It’s not you, it’s me.

Jay Mavani
3 min readMar 28, 2024

Embracing responsibility for creative success.

In the high-pressure world of creativity, it’s not uncommon to hear creatives lamenting about difficult clients, vague briefs, or endless revisions.

The blame game often shifts towards the client, with creative folks pointing fingers at their lack of clarity or their demanding nature. But what if, instead of pointing fingers outward, we turned the spotlight inward?

What if the real issue lies not with the clients, but with us — the creative professionals? Let’s face it, in any client-service industry, the onus is on the service provider to deliver results that meet or exceed the client’s expectations.

However, too often, we find ourselves quick to attribute shortcomings to external factors rather than critically examining our own processes and approaches. In case you’re victim to this pattern then it’s time for a paradigm shift — a shift towards accountability and introspection.

One of the most common grievances voiced by creatives is receiving vague or incomplete briefs from clients.

While this can indeed pose challenges, it’s essential to recognize our role in bridging the gap between what the client wants and what they articulate.

Instead of bemoaning the lack of clarity, we should actively engage with the client to extract as much information as possible, asking probing questions to uncover their underlying objectives and preferences.

Clients come to us with a vision, but it’s our responsibility to manage those expectations effectively.

Unrealistic timelines, scope creep, or overly ambitious goals can often lead to frustration on both ends.

As creative professionals, it’s incumbent upon us to communicate openly and transparently with clients, setting realistic milestones and delivering clear timelines for each stage of the project.

By establishing a foundation of trust and transparency, we can mitigate misunderstandings and prevent disappointments down the line.

Revisions are an inevitable part of the creative process, but they can quickly spiral out of control if not managed efficiently.

Rather than resenting clients for their feedback, we should view it as an opportunity to refine and improve our work.

By establishing clear revision protocols and maintaining open lines of communication, we can streamline the revision process and ensure that each iteration brings us closer to the client’s vision.

Ultimately, success in the creative industry hinges on collaboration — both within our teams and with our clients.

Rather than adopting a combative stance towards clients, we should strive to foster an environment of collaboration and mutual respect. By actively listening to their input, incorporating their feedback, and involving them in the creative process, we can create solutions that truly resonate with their needs and objectives.

In conclusion, it’s time for the creative folks to take a long, hard look in the mirror.
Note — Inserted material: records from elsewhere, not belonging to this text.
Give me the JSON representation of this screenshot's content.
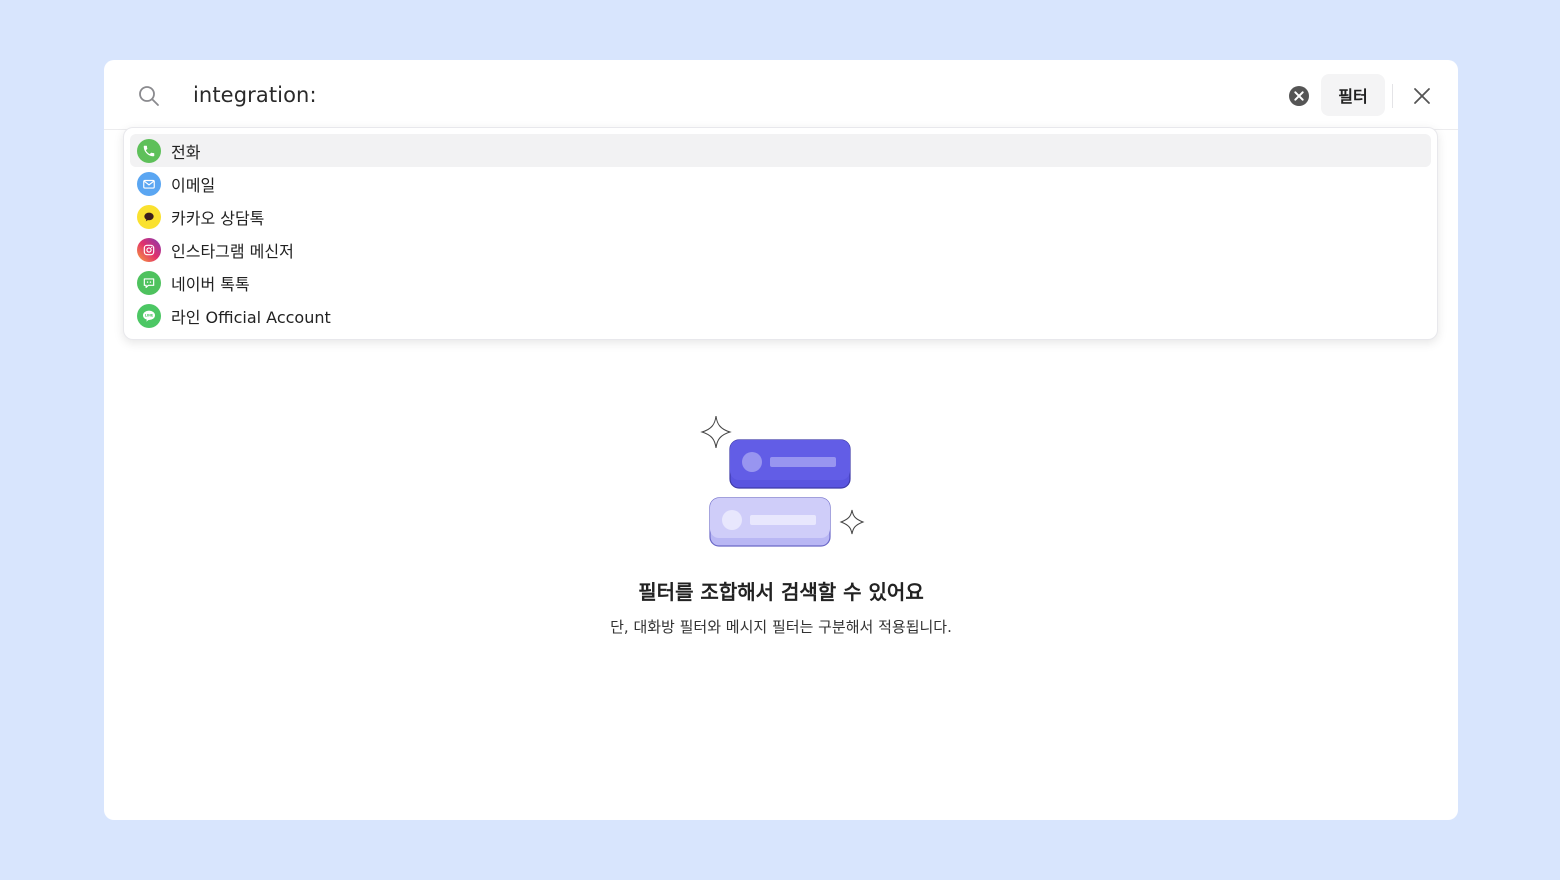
{
  "search": {
    "query": "integration:",
    "filter_label": "필터"
  },
  "suggestions": [
    {
      "label": "전화",
      "icon": "phone-icon",
      "color": "#5ec05a"
    },
    {
      "label": "이메일",
      "icon": "envelope-icon",
      "color": "#5aa6f2"
    },
    {
      "label": "카카오 상담톡",
      "icon": "kakao-chat-icon",
      "color": "#fae12f"
    },
    {
      "label": "인스타그램 메신저",
      "icon": "instagram-icon",
      "color": "#e1306c"
    },
    {
      "label": "네이버 톡톡",
      "icon": "naver-talk-icon",
      "color": "#4ec25e"
    },
    {
      "label": "라인 Official Account",
      "icon": "line-icon",
      "color": "#4cc764"
    }
  ],
  "empty_state": {
    "title": "필터를 조합해서 검색할 수 있어요",
    "subtitle": "단, 대화방 필터와 메시지 필터는 구분해서 적용됩니다."
  },
  "colors": {
    "background": "#d8e5fd",
    "accent": "#5a55e0",
    "accent_light": "#c9c8f8"
  }
}
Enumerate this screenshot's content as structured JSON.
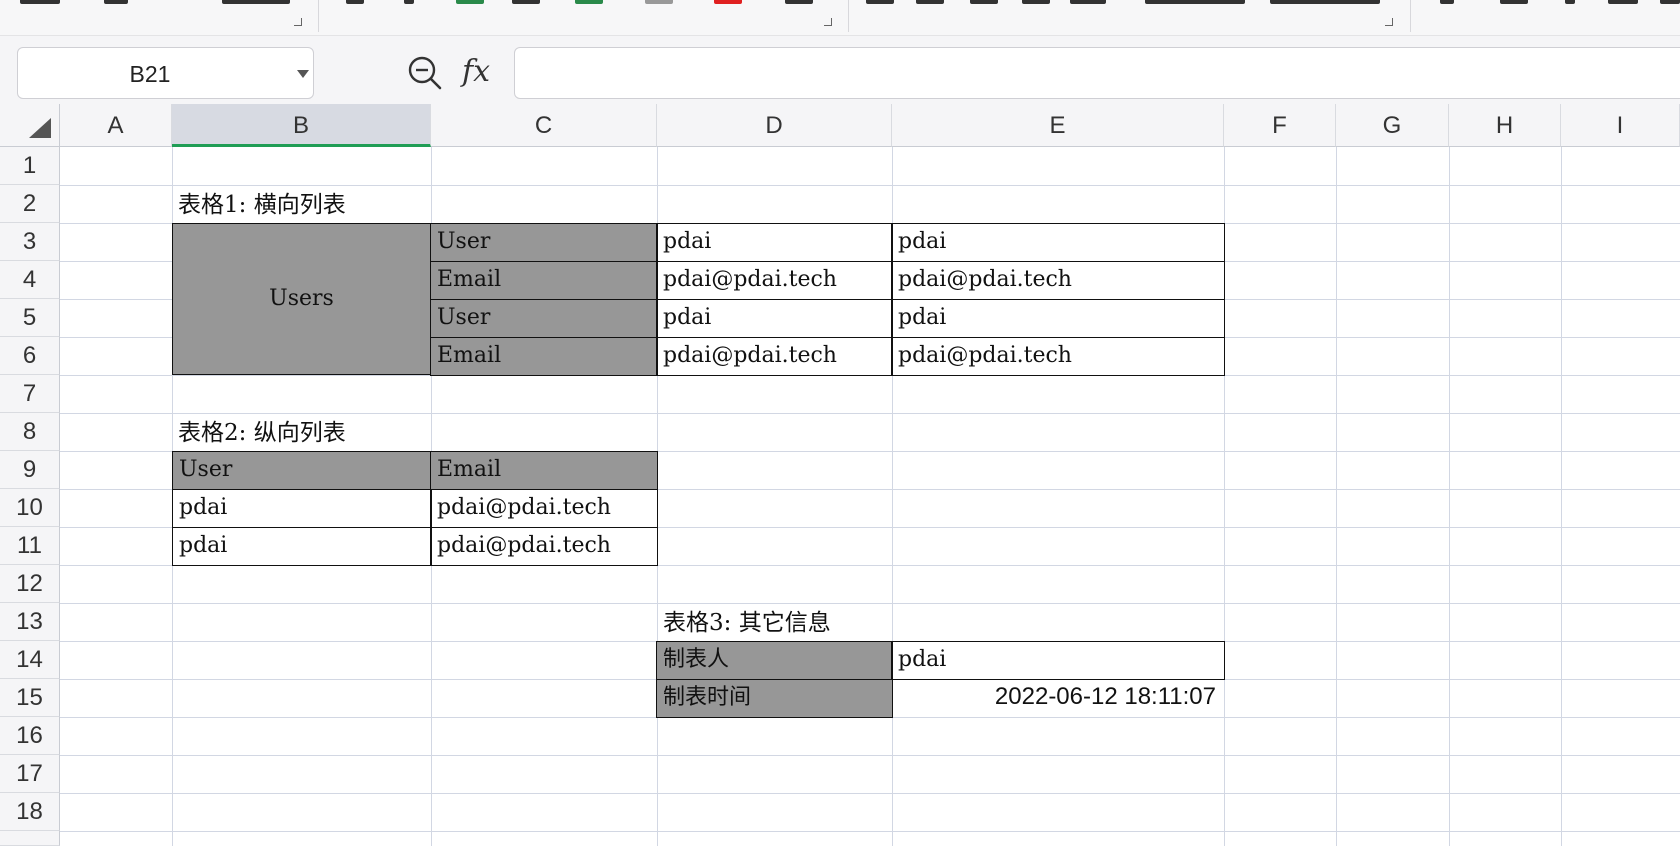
{
  "name_box": {
    "value": "B21"
  },
  "formula_bar": {
    "fx_label": "fx",
    "content": ""
  },
  "columns": [
    "A",
    "B",
    "C",
    "D",
    "E",
    "F",
    "G",
    "H",
    "I"
  ],
  "selected_column": "B",
  "rows": [
    "1",
    "2",
    "3",
    "4",
    "5",
    "6",
    "7",
    "8",
    "9",
    "10",
    "11",
    "12",
    "13",
    "14",
    "15",
    "16",
    "17",
    "18"
  ],
  "sheet": {
    "table1": {
      "title": "表格1: 横向列表",
      "group_label": "Users",
      "rows": [
        {
          "label": "User",
          "values": [
            "pdai",
            "pdai"
          ]
        },
        {
          "label": "Email",
          "values": [
            "pdai@pdai.tech",
            "pdai@pdai.tech"
          ]
        },
        {
          "label": "User",
          "values": [
            "pdai",
            "pdai"
          ]
        },
        {
          "label": "Email",
          "values": [
            "pdai@pdai.tech",
            "pdai@pdai.tech"
          ]
        }
      ]
    },
    "table2": {
      "title": "表格2:  纵向列表",
      "headers": [
        "User",
        "Email"
      ],
      "rows": [
        [
          "pdai",
          "pdai@pdai.tech"
        ],
        [
          "pdai",
          "pdai@pdai.tech"
        ]
      ]
    },
    "table3": {
      "title": "表格3: 其它信息",
      "rows": [
        {
          "label": "制表人",
          "value": "pdai"
        },
        {
          "label": "制表时间",
          "value": "2022-06-12 18:11:07"
        }
      ]
    }
  },
  "colors": {
    "header_fill": "#979797",
    "selected_col_underline": "#1f9d55",
    "grid": "#d2d7e3"
  }
}
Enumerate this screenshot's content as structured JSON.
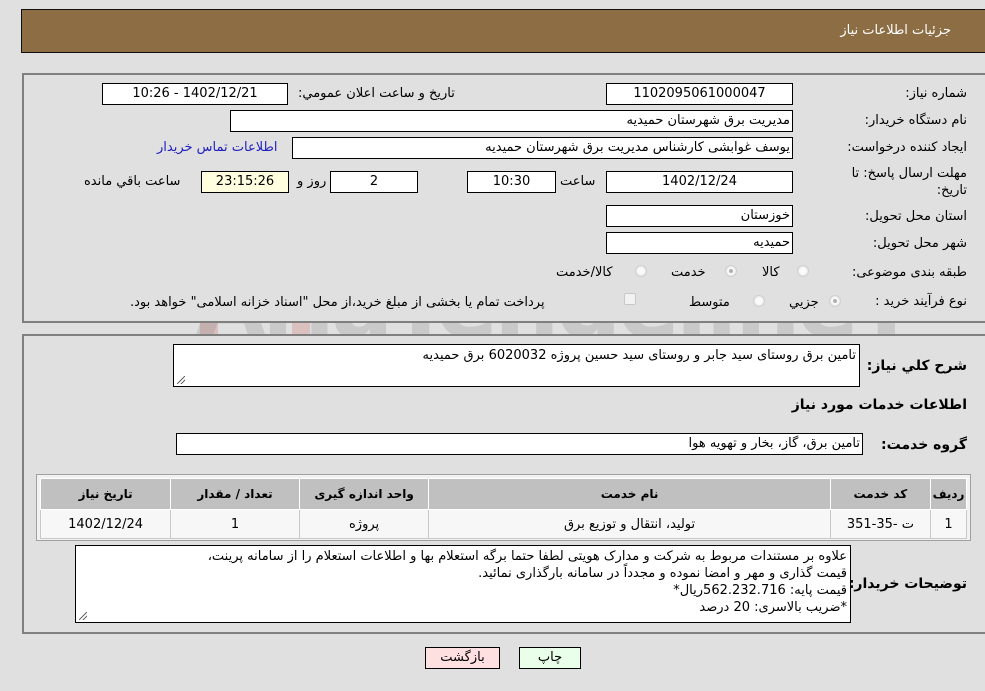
{
  "header": {
    "title": "جزئيات اطلاعات نياز"
  },
  "form": {
    "need_number": {
      "label": "شماره نياز:",
      "value": "1102095061000047"
    },
    "announce_datetime": {
      "label": "تاريخ و ساعت اعلان عمومي:",
      "value": "1402/12/21 - 10:26"
    },
    "buyer_org": {
      "label": "نام دستگاه خريدار:",
      "value": "مديريت برق شهرستان حميديه"
    },
    "requester": {
      "label": "ايجاد کننده درخواست:",
      "value": "يوسف غوابشی کارشناس مديريت برق شهرستان حميديه"
    },
    "buyer_contact_link": "اطلاعات تماس خريدار",
    "deadline": {
      "label": "مهلت ارسال پاسخ: تا تاريخ:",
      "date": "1402/12/24",
      "time_label": "ساعت",
      "time": "10:30",
      "days": "2",
      "days_label": "روز و",
      "remaining": "23:15:26",
      "remaining_label": "ساعت باقي مانده"
    },
    "province": {
      "label": "استان محل تحويل:",
      "value": "خوزستان"
    },
    "city": {
      "label": "شهر محل تحويل:",
      "value": "حميديه"
    },
    "category": {
      "label": "طبقه بندی موضوعی:",
      "options": [
        "کالا",
        "خدمت",
        "کالا/خدمت"
      ],
      "selected": "خدمت"
    },
    "purchase_type": {
      "label": "نوع فرآيند خريد :",
      "options": [
        "جزيي",
        "متوسط"
      ],
      "selected": "جزيي",
      "treasury_note": "پرداخت تمام يا بخشی از مبلغ خريد،از محل \"اسناد خزانه اسلامی\" خواهد بود."
    }
  },
  "details": {
    "summary_label": "شرح کلي نياز:",
    "summary": "تامين برق روستای سيد جابر و روستای سيد حسين پروژه 6020032 برق حميديه",
    "services_heading": "اطلاعات خدمات مورد نياز",
    "service_group_label": "گروه خدمت:",
    "service_group": "تامين برق، گاز، بخار و تهويه هوا",
    "table": {
      "headers": [
        "رديف",
        "کد خدمت",
        "نام خدمت",
        "واحد اندازه گيری",
        "تعداد / مقدار",
        "تاريخ نياز"
      ],
      "rows": [
        [
          "1",
          "ت -35-351",
          "توليد، انتقال و توزيع برق",
          "پروژه",
          "1",
          "1402/12/24"
        ]
      ]
    },
    "buyer_notes_label": "توضيحات خريدار:",
    "buyer_notes": [
      "علاوه بر مستندات مربوط به شرکت و مدارک هويتی لطفا حتما برگه استعلام بها و اطلاعات استعلام را از سامانه پرينت،",
      "قيمت گذاری و مهر و امضا نموده و مجدداً در سامانه بارگذاری نمائيد.",
      " قيمت پايه: 562.232.716ريال*",
      "*ضريب بالاسری:  20 درصد"
    ]
  },
  "buttons": {
    "print": "چاپ",
    "back": "بازگشت"
  },
  "colors": {
    "header_bg": "#8c6d44",
    "print_bg": "#eaffea",
    "back_bg": "#ffe0e0",
    "link": "#2020c0"
  },
  "watermark": "AriaTender.neT"
}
Instead of scapegoating clients for our own shortcomings, let’s take ownership of our role in delivering exceptional results.

By prioritizing effective communication, proactive problem-solving, and a collaborative mindset, we can elevate the standard of our work and foster stronger, more fruitful partnerships with our clients.

After all, it’s not you, it’s me — and it’s time to step up and be the change we wish to see in the world of creativity.

Legend has it that once upon a time, Jay was a creative + marketing director with an inquisitive mind, positioned somewhere between a strategist, designer and a writer. Today, he’s the same, albeit now also a farmer and an artificial-intelligence enthusiast.

From always trying something new to occasionally making photos “speak”, he’s known to express his passion for problem-solving, creativity, philosophy and humour by playing with various canvases.

To know more about Jay, you can follow him on Twitter and LinkedIn.

--

--

Jay Mavani

Jay Mavani (aka jaymavs) loves to express his passion for problem-solving, creativity, philosophy and humour by playing with various canvases.